Case State: florida

Case Name: Jennings v. Florida Elections Commission

Citation: 932 So.2d 609

Year: 2006

Case URL: https://www.ravellaw.com/opinions/4c8857780f51fc5355f665ae2ab755e3

Case Summary: Jennings v. Florida Elections Commission held that an amendment to s. 106.25, which expressly restricted the Commission's ability to investigate alleged violations to only those found in a sworn complaint, meant that the Commission was unable to proceed with specific complaints under 106.021 after the amendment was added.

Case State: florida

Case Name: Diaz de la Portilla v. Florida Elections Commission

Citation: 857 So.2d 913

Year: 2003

Case URL: https://www.ravellaw.com/opinions/3b277af35230dd0ab70ba5e41d70ec7a

Case Summary: Diaz de la Portilla v. Florida Elections Commission held that the standard for chapter 106 cases is clear and convincing evidence, not a preponderance of the evidence.

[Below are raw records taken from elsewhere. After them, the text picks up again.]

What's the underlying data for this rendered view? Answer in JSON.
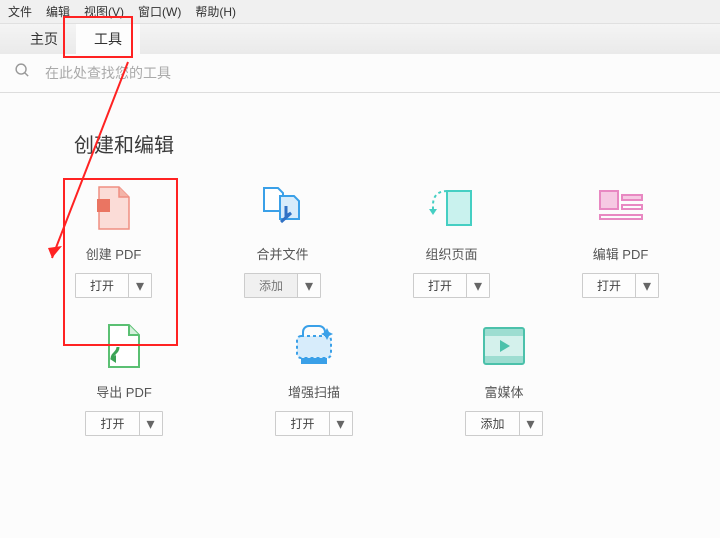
{
  "menubar": {
    "file": "文件",
    "edit": "编辑",
    "view": "视图(V)",
    "window": "窗口(W)",
    "help": "帮助(H)"
  },
  "tabs": {
    "home": "主页",
    "tools": "工具"
  },
  "search": {
    "placeholder": "在此处查找您的工具"
  },
  "section_title": "创建和编辑",
  "actions": {
    "open": "打开",
    "add": "添加",
    "caret": "▾"
  },
  "tools": {
    "create_pdf": "创建 PDF",
    "combine": "合并文件",
    "organize": "组织页面",
    "edit_pdf": "编辑 PDF",
    "export_pdf": "导出 PDF",
    "enhance_scan": "增强扫描",
    "rich_media": "富媒体"
  }
}
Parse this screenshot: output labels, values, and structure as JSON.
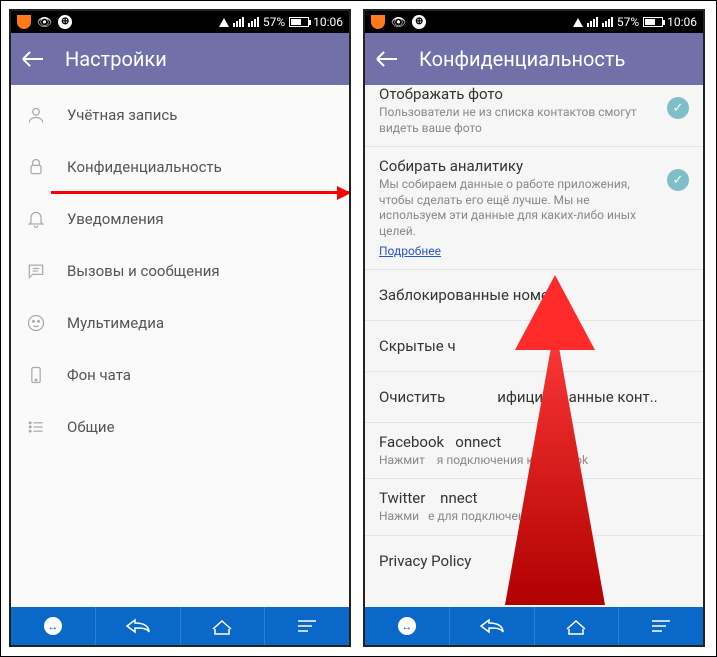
{
  "statusbar": {
    "time": "10:06",
    "battery_pct": "57%"
  },
  "phone1": {
    "header_title": "Настройки",
    "items": [
      {
        "label": "Учётная запись",
        "icon": "person"
      },
      {
        "label": "Конфиденциальность",
        "icon": "lock",
        "highlight": true
      },
      {
        "label": "Уведомления",
        "icon": "bell"
      },
      {
        "label": "Вызовы и сообщения",
        "icon": "chat"
      },
      {
        "label": "Мультимедиа",
        "icon": "face"
      },
      {
        "label": "Фон чата",
        "icon": "phone"
      },
      {
        "label": "Общие",
        "icon": "list"
      }
    ]
  },
  "phone2": {
    "header_title": "Конфиденциальность",
    "items": [
      {
        "title": "Отображать фото",
        "subtitle": "Пользователи не из списка контактов смогут видеть ваше фото",
        "toggle": true,
        "partial_top": true
      },
      {
        "title": "Собирать аналитику",
        "subtitle": "Мы собираем данные о работе приложения, чтобы сделать его ещё лучше. Мы не используем эти данные для каких-либо иных целей.",
        "link": "Подробнее",
        "toggle": true
      },
      {
        "title": "Заблокированные номера"
      },
      {
        "title": "Скрытые ч"
      },
      {
        "title": "Очистить              ифицированные конт.."
      },
      {
        "title": "Facebook   onnect",
        "subtitle": "Нажмит    я подключения к Facebook"
      },
      {
        "title": "Twitter    nnect",
        "subtitle": "Нажми   е для подключения к Twitter"
      },
      {
        "title": "Privacy Policy"
      }
    ]
  }
}
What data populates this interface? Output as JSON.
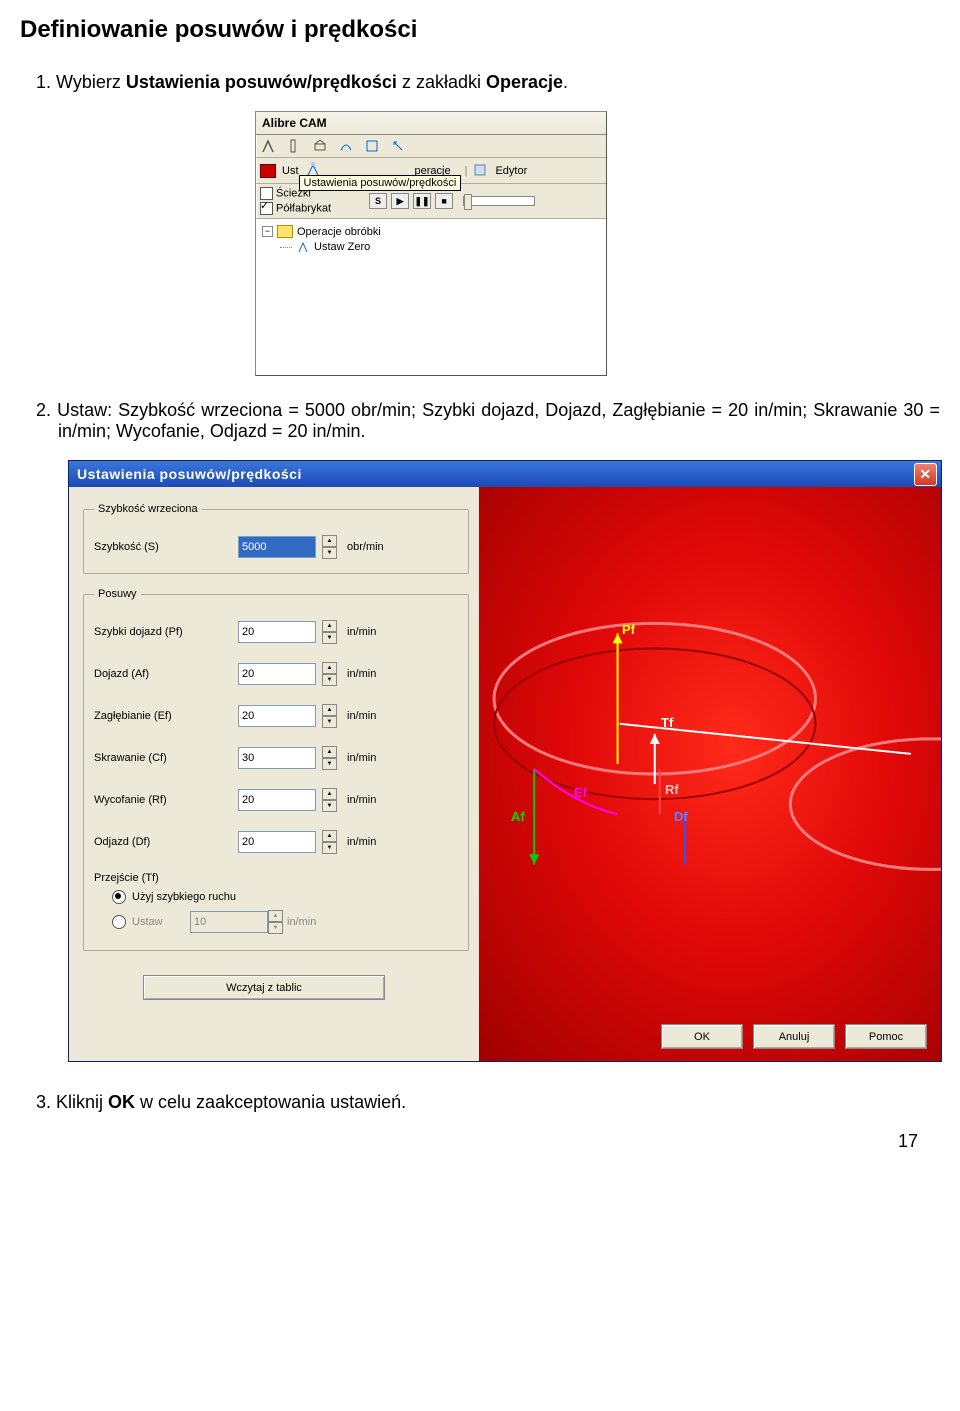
{
  "heading": "Definiowanie posuwów i prędkości",
  "step1_prefix": "1.  Wybierz ",
  "step1_bold1": "Ustawienia posuwów/prędkości",
  "step1_mid": " z zakładki ",
  "step1_bold2": "Operacje",
  "step1_suffix": ".",
  "step2": "2.  Ustaw: Szybkość wrzeciona = 5000 obr/min; Szybki dojazd, Dojazd, Zagłębianie = 20 in/min; Skrawanie 30 =  in/min; Wycofanie, Odjazd = 20 in/min.",
  "step3_prefix": "3.  Kliknij ",
  "step3_bold": "OK",
  "step3_suffix": " w celu zaakceptowania ustawień.",
  "page_number": "17",
  "panel": {
    "title": "Alibre CAM",
    "toolbar2": {
      "ust_prefix": "Ust",
      "tooltip": "Ustawienia posuwów/prędkości",
      "peracje": "peracje",
      "edytor": "Edytor"
    },
    "checks": {
      "sciezki": "Ścieżki",
      "polfab": "Półfabrykat",
      "s_btn": "S"
    },
    "tree": {
      "root": "Operacje obróbki",
      "child": "Ustaw Zero"
    }
  },
  "dialog": {
    "title": "Ustawienia posuwów/prędkości",
    "grp_speed": {
      "legend": "Szybkość wrzeciona",
      "label": "Szybkość (S)",
      "value": "5000",
      "unit": "obr/min"
    },
    "grp_feeds": {
      "legend": "Posuwy",
      "rows": [
        {
          "label": "Szybki dojazd (Pf)",
          "value": "20",
          "unit": "in/min"
        },
        {
          "label": "Dojazd (Af)",
          "value": "20",
          "unit": "in/min"
        },
        {
          "label": "Zagłębianie (Ef)",
          "value": "20",
          "unit": "in/min"
        },
        {
          "label": "Skrawanie (Cf)",
          "value": "30",
          "unit": "in/min"
        },
        {
          "label": "Wycofanie (Rf)",
          "value": "20",
          "unit": "in/min"
        },
        {
          "label": "Odjazd (Df)",
          "value": "20",
          "unit": "in/min"
        }
      ],
      "transition_label": "Przejście (Tf)",
      "radio_fast": "Użyj szybkiego ruchu",
      "radio_set": "Ustaw",
      "set_value": "10",
      "set_unit": "in/min"
    },
    "btn_load": "Wczytaj z tablic",
    "btn_ok": "OK",
    "btn_cancel": "Anuluj",
    "btn_help": "Pomoc",
    "diagram_labels": {
      "pf": "Pf",
      "tf": "Tf",
      "ef": "Ef",
      "af": "Af",
      "rf": "Rf",
      "df": "Df"
    }
  }
}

Also, candidates are allowed to rely on their campaign treasurers to maintain campaign records and prepare treasurer's reports, as long as all contributions and expenditures are routed through the campaign depository and the treasurer is actually qualified.

Case State: florida

Case Name: Florida Elections Commission v. Blair

Citation: 52 So.3d 9

Year: 2010

Case URL: https://www.ravellaw.com/opinions/149165e0519ac6b8e984b2df3881c0a4?query=52%20So[...]

Case Summary: Florida Elections Commission v. Blair held that the Commission did not exceed its grant of authority in adopting a rule defining the words "willful" and "willfully" for a campaign finance statute, and the adoption of the rule did not contravene the language in the law being implemented.

Case State: florida

Case Name: Florida Elections Commission v. Davis

Citation: 44 So.3d 1211

Year: 2010

Case URL: https://www.ravellaw.com/opinions/b1239861a7a38e16191e0cdf07750e86

Case Summary: Florida Elections Commission v. Davis held that ALJ did not have statutory authority to levy civil penalties against a candidate who violated Florida election laws.

Federal Cases

Regulations & Guidance

Additional Resources

Further Reading

  • Fla. Jur. 2d Elections s 23, Division of Elections

  • Fla. Jur. 2d Elections s 24, Florida Elections Commission

  • Fla. Jur. 2d Elections s 211, By Florida Elections Commission

  • Fla. Jur. 2d Elections s 212, By Florida Elections Commission-Procedure

  • Fla. Jur. 2d Elections s 216, False swearing or declaration

  • Fla. Jur. 2d Elections s 231, Political activities of state, county, and municipal officers and employees

  • Fla. Jur. 2d Records and Recording Acts s 131, Miscellaneous records

  • Lobbying, PACs, and Campaign Finance s 11:106, Special state issues